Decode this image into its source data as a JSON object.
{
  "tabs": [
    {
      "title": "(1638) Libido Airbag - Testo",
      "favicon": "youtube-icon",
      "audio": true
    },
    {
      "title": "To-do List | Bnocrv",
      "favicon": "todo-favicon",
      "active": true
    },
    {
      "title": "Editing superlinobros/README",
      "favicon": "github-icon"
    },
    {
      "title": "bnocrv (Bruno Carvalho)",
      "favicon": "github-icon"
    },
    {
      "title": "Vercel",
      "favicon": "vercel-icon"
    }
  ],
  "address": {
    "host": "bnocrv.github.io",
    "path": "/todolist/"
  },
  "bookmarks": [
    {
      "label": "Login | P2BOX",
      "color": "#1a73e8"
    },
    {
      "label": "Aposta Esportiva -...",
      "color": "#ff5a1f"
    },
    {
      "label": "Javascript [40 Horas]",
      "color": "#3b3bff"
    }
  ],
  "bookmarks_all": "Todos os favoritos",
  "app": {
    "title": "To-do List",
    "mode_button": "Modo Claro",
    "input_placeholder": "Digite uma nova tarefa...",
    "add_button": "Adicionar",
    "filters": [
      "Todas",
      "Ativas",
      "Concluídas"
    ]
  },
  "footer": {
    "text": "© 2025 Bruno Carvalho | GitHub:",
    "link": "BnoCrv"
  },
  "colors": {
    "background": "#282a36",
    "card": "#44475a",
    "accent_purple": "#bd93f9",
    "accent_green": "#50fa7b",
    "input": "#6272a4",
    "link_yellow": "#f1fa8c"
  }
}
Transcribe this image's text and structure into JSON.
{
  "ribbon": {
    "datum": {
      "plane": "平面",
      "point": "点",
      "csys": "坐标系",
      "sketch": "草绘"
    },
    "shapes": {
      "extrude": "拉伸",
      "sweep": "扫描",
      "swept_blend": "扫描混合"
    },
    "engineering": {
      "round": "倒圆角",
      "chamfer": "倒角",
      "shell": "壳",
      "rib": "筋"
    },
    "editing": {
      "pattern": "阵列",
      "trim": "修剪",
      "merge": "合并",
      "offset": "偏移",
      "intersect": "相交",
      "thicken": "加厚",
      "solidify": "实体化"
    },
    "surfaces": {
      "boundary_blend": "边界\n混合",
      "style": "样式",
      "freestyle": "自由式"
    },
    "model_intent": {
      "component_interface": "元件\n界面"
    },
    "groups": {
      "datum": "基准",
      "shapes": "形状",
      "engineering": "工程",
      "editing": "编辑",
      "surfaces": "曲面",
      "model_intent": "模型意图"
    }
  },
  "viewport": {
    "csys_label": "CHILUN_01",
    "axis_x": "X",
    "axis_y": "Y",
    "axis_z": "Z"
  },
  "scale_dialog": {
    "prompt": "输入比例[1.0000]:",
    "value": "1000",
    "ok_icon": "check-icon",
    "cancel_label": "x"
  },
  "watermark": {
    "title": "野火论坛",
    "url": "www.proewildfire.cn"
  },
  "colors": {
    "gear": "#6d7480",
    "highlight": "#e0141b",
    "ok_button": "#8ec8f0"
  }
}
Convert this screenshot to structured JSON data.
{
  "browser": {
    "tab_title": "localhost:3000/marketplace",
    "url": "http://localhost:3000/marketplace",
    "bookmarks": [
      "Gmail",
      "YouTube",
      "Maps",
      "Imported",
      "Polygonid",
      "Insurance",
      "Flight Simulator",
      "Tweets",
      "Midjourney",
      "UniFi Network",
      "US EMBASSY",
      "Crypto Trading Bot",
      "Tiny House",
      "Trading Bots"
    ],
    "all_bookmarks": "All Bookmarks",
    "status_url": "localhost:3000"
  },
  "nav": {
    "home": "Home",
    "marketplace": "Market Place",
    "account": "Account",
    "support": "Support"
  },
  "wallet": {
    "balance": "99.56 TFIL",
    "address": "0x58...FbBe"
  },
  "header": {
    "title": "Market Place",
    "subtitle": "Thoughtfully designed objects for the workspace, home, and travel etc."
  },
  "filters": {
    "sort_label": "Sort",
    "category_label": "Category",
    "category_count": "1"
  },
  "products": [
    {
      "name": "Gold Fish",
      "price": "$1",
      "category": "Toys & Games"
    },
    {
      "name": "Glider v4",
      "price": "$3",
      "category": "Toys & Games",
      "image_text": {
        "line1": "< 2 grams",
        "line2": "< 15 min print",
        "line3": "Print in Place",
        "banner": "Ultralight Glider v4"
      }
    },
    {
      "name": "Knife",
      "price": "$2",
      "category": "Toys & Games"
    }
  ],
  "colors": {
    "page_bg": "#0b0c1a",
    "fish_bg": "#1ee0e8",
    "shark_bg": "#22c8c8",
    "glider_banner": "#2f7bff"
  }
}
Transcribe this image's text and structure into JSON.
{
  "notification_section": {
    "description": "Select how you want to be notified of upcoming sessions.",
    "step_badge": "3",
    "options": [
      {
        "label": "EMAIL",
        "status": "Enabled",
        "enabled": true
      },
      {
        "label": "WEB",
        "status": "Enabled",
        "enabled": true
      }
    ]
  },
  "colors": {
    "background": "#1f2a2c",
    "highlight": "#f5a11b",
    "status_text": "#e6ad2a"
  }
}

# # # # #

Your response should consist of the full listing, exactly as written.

## RESPONSE AREA
Decode this image into its source data as a JSON object.
{
  "tabs": [
    {
      "title": "(1638) Libido Airbag - Testo",
      "favicon": "youtube-icon",
      "audio": true
    },
    {
      "title": "To-do List | Bnocrv",
      "favicon": "todo-favicon",
      "active": true
    },
    {
      "title": "Editing superlinobros/README",
      "favicon": "github-icon"
    },
    {
      "title": "bnocrv (Bruno Carvalho)",
      "favicon": "github-icon"
    },
    {
      "title": "Vercel",
      "favicon": "vercel-icon"
    }
  ],
  "address": {
    "host": "bnocrv.github.io",
    "path": "/todolist/"
  },
  "bookmarks": [
    {
      "label": "Login | P2BOX",
      "color": "#1a73e8"
    },
    {
      "label": "Aposta Esportiva -...",
      "color": "#ff5a1f"
    },
    {
      "label": "Javascript [40 Horas]",
      "color": "#3b3bff"
    }
  ],
  "bookmarks_all": "Todos os favoritos",
  "app": {
    "title": "To-do List",
    "mode_button": "Modo Claro",
    "input_placeholder": "Digite uma nova tarefa...",
    "add_button": "Adicionar",
    "filters": [
      "Todas",
      "Ativas",
      "Concluídas"
    ]
  },
  "footer": {
    "text": "© 2025 Bruno Carvalho | GitHub:",
    "link": "BnoCrv"
  },
  "colors": {
    "background": "#282a36",
    "card": "#44475a",
    "accent_purple": "#bd93f9",
    "accent_green": "#50fa7b",
    "input": "#6272a4",
    "link_yellow": "#f1fa8c"
  }
}
Transcribe this image's text and structure into JSON.
{
  "ribbon": {
    "datum": {
      "plane": "平面",
      "point": "点",
      "csys": "坐标系",
      "sketch": "草绘"
    },
    "shapes": {
      "extrude": "拉伸",
      "sweep": "扫描",
      "swept_blend": "扫描混合"
    },
    "engineering": {
      "round": "倒圆角",
      "chamfer": "倒角",
      "shell": "壳",
      "rib": "筋"
    },
    "editing": {
      "pattern": "阵列",
      "trim": "修剪",
      "merge": "合并",
      "offset": "偏移",
      "intersect": "相交",
      "thicken": "加厚",
      "solidify": "实体化"
    },
    "surfaces": {
      "boundary_blend": "边界\n混合",
      "style": "样式",
      "freestyle": "自由式"
    },
    "model_intent": {
      "component_interface": "元件\n界面"
    },
    "groups": {
      "datum": "基准",
      "shapes": "形状",
      "engineering": "工程",
      "editing": "编辑",
      "surfaces": "曲面",
      "model_intent": "模型意图"
    }
  },
  "viewport": {
    "csys_label": "CHILUN_01",
    "axis_x": "X",
    "axis_y": "Y",
    "axis_z": "Z"
  },
  "scale_dialog": {
    "prompt": "输入比例[1.0000]:",
    "value": "1000",
    "ok_icon": "check-icon",
    "cancel_label": "x"
  },
  "watermark": {
    "title": "野火论坛",
    "url": "www.proewildfire.cn"
  },
  "colors": {
    "gear": "#6d7480",
    "highlight": "#e0141b",
    "ok_button": "#8ec8f0"
  }
}
Convert this screenshot to structured JSON data.
{
  "browser": {
    "tab_title": "localhost:3000/marketplace",
    "url": "http://localhost:3000/marketplace",
    "bookmarks": [
      "Gmail",
      "YouTube",
      "Maps",
      "Imported",
      "Polygonid",
      "Insurance",
      "Flight Simulator",
      "Tweets",
      "Midjourney",
      "UniFi Network",
      "US EMBASSY",
      "Crypto Trading Bot",
      "Tiny House",
      "Trading Bots"
    ],
    "all_bookmarks": "All Bookmarks",
    "status_url": "localhost:3000"
  },
  "nav": {
    "home": "Home",
    "marketplace": "Market Place",
    "account": "Account",
    "support": "Support"
  },
  "wallet": {
    "balance": "99.56 TFIL",
    "address": "0x58...FbBe"
  },
  "header": {
    "title": "Market Place",
    "subtitle": "Thoughtfully designed objects for the workspace, home, and travel etc."
  },
  "filters": {
    "sort_label": "Sort",
    "category_label": "Category",
    "category_count": "1"
  },
  "products": [
    {
      "name": "Gold Fish",
      "price": "$1",
      "category": "Toys & Games"
    },
    {
      "name": "Glider v4",
      "price": "$3",
      "category": "Toys & Games",
      "image_text": {
        "line1": "< 2 grams",
        "line2": "< 15 min print",
        "line3": "Print in Place",
        "banner": "Ultralight Glider v4"
      }
    },
    {
      "name": "Knife",
      "price": "$2",
      "category": "Toys & Games"
    }
  ],
  "colors": {
    "page_bg": "#0b0c1a",
    "fish_bg": "#1ee0e8",
    "shark_bg": "#22c8c8",
    "glider_banner": "#2f7bff"
  }
}
Transcribe this image's text and structure into JSON.
{
  "notification_section": {
    "description": "Select how you want to be notified of upcoming sessions.",
    "step_badge": "3",
    "options": [
      {
        "label": "EMAIL",
        "status": "Enabled",
        "enabled": true
      },
      {
        "label": "WEB",
        "status": "Enabled",
        "enabled": true
      }
    ]
  },
  "colors": {
    "background": "#1f2a2c",
    "highlight": "#f5a11b",
    "status_text": "#e6ad2a"
  }
}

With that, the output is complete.